*Your assignment*. Please give the data again in full, exactly as it reads.

[App and web page records]
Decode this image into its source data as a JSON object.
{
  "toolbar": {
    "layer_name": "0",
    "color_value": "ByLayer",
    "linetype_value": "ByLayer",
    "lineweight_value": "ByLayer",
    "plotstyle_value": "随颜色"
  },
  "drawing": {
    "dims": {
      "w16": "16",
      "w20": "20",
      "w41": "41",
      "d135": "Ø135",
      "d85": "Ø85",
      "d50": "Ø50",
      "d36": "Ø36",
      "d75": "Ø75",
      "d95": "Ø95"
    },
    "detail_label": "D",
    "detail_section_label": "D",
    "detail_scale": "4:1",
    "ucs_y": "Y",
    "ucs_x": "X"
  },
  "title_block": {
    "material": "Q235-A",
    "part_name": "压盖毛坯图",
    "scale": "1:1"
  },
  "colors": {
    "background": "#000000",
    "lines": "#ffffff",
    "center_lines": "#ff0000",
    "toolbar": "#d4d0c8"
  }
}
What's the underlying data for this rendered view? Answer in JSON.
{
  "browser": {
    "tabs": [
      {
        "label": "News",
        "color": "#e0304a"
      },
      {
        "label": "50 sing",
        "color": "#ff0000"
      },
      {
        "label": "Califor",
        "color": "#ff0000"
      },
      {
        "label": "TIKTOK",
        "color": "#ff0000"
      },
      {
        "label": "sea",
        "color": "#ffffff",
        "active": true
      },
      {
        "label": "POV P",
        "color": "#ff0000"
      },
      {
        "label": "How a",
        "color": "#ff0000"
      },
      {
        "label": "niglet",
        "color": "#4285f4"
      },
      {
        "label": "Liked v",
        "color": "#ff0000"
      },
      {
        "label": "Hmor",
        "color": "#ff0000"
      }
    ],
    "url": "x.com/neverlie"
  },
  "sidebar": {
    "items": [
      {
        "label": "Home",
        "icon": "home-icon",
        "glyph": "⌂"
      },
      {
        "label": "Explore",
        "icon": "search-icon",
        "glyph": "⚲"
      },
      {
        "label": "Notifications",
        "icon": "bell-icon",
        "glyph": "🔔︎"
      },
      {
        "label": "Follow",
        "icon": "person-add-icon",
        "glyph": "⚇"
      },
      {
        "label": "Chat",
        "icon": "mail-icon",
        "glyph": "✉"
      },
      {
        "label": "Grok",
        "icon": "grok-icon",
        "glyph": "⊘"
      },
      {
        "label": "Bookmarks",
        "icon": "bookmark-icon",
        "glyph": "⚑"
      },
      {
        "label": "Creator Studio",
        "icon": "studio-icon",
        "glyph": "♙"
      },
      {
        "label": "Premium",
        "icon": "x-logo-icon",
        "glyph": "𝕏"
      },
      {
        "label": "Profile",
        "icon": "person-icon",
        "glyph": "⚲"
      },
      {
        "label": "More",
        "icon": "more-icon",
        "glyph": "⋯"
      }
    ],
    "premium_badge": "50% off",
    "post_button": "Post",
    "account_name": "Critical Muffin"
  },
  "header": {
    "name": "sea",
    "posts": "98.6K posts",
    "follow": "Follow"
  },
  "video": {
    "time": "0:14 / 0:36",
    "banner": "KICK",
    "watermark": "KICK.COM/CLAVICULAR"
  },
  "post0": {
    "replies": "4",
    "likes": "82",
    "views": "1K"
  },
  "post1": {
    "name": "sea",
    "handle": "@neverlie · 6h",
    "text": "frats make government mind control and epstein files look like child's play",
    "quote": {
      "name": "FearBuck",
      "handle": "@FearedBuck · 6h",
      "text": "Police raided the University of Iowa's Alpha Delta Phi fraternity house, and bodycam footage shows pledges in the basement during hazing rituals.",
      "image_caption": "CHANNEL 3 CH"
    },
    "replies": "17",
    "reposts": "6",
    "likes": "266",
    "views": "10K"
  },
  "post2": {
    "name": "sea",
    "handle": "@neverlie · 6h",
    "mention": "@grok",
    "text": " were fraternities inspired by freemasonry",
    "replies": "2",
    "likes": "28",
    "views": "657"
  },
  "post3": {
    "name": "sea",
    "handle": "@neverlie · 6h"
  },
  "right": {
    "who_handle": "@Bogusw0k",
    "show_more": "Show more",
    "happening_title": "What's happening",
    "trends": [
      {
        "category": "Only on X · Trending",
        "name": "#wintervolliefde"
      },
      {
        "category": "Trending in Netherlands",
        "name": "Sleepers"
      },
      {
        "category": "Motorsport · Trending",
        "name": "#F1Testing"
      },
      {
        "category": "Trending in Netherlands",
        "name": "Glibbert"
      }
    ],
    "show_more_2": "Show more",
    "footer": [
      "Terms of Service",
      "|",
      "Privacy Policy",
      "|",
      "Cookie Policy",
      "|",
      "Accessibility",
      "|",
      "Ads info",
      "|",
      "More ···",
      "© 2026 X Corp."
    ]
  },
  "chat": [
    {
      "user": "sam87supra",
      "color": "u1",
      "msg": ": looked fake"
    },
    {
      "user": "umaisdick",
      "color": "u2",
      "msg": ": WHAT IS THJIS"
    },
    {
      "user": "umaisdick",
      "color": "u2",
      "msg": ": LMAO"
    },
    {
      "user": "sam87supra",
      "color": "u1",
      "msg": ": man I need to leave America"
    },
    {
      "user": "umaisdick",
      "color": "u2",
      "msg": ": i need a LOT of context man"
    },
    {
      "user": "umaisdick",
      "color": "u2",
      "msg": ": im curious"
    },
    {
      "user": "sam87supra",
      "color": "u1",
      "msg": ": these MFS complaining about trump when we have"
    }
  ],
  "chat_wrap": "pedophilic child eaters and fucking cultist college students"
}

*Answer box*.
Decode this image into its source data as a JSON object.
{
  "toolbar": {
    "layer_name": "0",
    "color_value": "ByLayer",
    "linetype_value": "ByLayer",
    "lineweight_value": "ByLayer",
    "plotstyle_value": "随颜色"
  },
  "drawing": {
    "dims": {
      "w16": "16",
      "w20": "20",
      "w41": "41",
      "d135": "Ø135",
      "d85": "Ø85",
      "d50": "Ø50",
      "d36": "Ø36",
      "d75": "Ø75",
      "d95": "Ø95"
    },
    "detail_label": "D",
    "detail_section_label": "D",
    "detail_scale": "4:1",
    "ucs_y": "Y",
    "ucs_x": "X"
  },
  "title_block": {
    "material": "Q235-A",
    "part_name": "压盖毛坯图",
    "scale": "1:1"
  },
  "colors": {
    "background": "#000000",
    "lines": "#ffffff",
    "center_lines": "#ff0000",
    "toolbar": "#d4d0c8"
  }
}
What's the underlying data for this rendered view? Answer in JSON.
{
  "browser": {
    "tabs": [
      {
        "label": "News",
        "color": "#e0304a"
      },
      {
        "label": "50 sing",
        "color": "#ff0000"
      },
      {
        "label": "Califor",
        "color": "#ff0000"
      },
      {
        "label": "TIKTOK",
        "color": "#ff0000"
      },
      {
        "label": "sea",
        "color": "#ffffff",
        "active": true
      },
      {
        "label": "POV P",
        "color": "#ff0000"
      },
      {
        "label": "How a",
        "color": "#ff0000"
      },
      {
        "label": "niglet",
        "color": "#4285f4"
      },
      {
        "label": "Liked v",
        "color": "#ff0000"
      },
      {
        "label": "Hmor",
        "color": "#ff0000"
      }
    ],
    "url": "x.com/neverlie"
  },
  "sidebar": {
    "items": [
      {
        "label": "Home",
        "icon": "home-icon",
        "glyph": "⌂"
      },
      {
        "label": "Explore",
        "icon": "search-icon",
        "glyph": "⚲"
      },
      {
        "label": "Notifications",
        "icon": "bell-icon",
        "glyph": "🔔︎"
      },
      {
        "label": "Follow",
        "icon": "person-add-icon",
        "glyph": "⚇"
      },
      {
        "label": "Chat",
        "icon": "mail-icon",
        "glyph": "✉"
      },
      {
        "label": "Grok",
        "icon": "grok-icon",
        "glyph": "⊘"
      },
      {
        "label": "Bookmarks",
        "icon": "bookmark-icon",
        "glyph": "⚑"
      },
      {
        "label": "Creator Studio",
        "icon": "studio-icon",
        "glyph": "♙"
      },
      {
        "label": "Premium",
        "icon": "x-logo-icon",
        "glyph": "𝕏"
      },
      {
        "label": "Profile",
        "icon": "person-icon",
        "glyph": "⚲"
      },
      {
        "label": "More",
        "icon": "more-icon",
        "glyph": "⋯"
      }
    ],
    "premium_badge": "50% off",
    "post_button": "Post",
    "account_name": "Critical Muffin"
  },
  "header": {
    "name": "sea",
    "posts": "98.6K posts",
    "follow": "Follow"
  },
  "video": {
    "time": "0:14 / 0:36",
    "banner": "KICK",
    "watermark": "KICK.COM/CLAVICULAR"
  },
  "post0": {
    "replies": "4",
    "likes": "82",
    "views": "1K"
  },
  "post1": {
    "name": "sea",
    "handle": "@neverlie · 6h",
    "text": "frats make government mind control and epstein files look like child's play",
    "quote": {
      "name": "FearBuck",
      "handle": "@FearedBuck · 6h",
      "text": "Police raided the University of Iowa's Alpha Delta Phi fraternity house, and bodycam footage shows pledges in the basement during hazing rituals.",
      "image_caption": "CHANNEL 3 CH"
    },
    "replies": "17",
    "reposts": "6",
    "likes": "266",
    "views": "10K"
  },
  "post2": {
    "name": "sea",
    "handle": "@neverlie · 6h",
    "mention": "@grok",
    "text": " were fraternities inspired by freemasonry",
    "replies": "2",
    "likes": "28",
    "views": "657"
  },
  "post3": {
    "name": "sea",
    "handle": "@neverlie · 6h"
  },
  "right": {
    "who_handle": "@Bogusw0k",
    "show_more": "Show more",
    "happening_title": "What's happening",
    "trends": [
      {
        "category": "Only on X · Trending",
        "name": "#wintervolliefde"
      },
      {
        "category": "Trending in Netherlands",
        "name": "Sleepers"
      },
      {
        "category": "Motorsport · Trending",
        "name": "#F1Testing"
      },
      {
        "category": "Trending in Netherlands",
        "name": "Glibbert"
      }
    ],
    "show_more_2": "Show more",
    "footer": [
      "Terms of Service",
      "|",
      "Privacy Policy",
      "|",
      "Cookie Policy",
      "|",
      "Accessibility",
      "|",
      "Ads info",
      "|",
      "More ···",
      "© 2026 X Corp."
    ]
  },
  "chat": [
    {
      "user": "sam87supra",
      "color": "u1",
      "msg": ": looked fake"
    },
    {
      "user": "umaisdick",
      "color": "u2",
      "msg": ": WHAT IS THJIS"
    },
    {
      "user": "umaisdick",
      "color": "u2",
      "msg": ": LMAO"
    },
    {
      "user": "sam87supra",
      "color": "u1",
      "msg": ": man I need to leave America"
    },
    {
      "user": "umaisdick",
      "color": "u2",
      "msg": ": i need a LOT of context man"
    },
    {
      "user": "umaisdick",
      "color": "u2",
      "msg": ": im curious"
    },
    {
      "user": "sam87supra",
      "color": "u1",
      "msg": ": these MFS complaining about trump when we have"
    }
  ],
  "chat_wrap": "pedophilic child eaters and fucking cultist college students"
}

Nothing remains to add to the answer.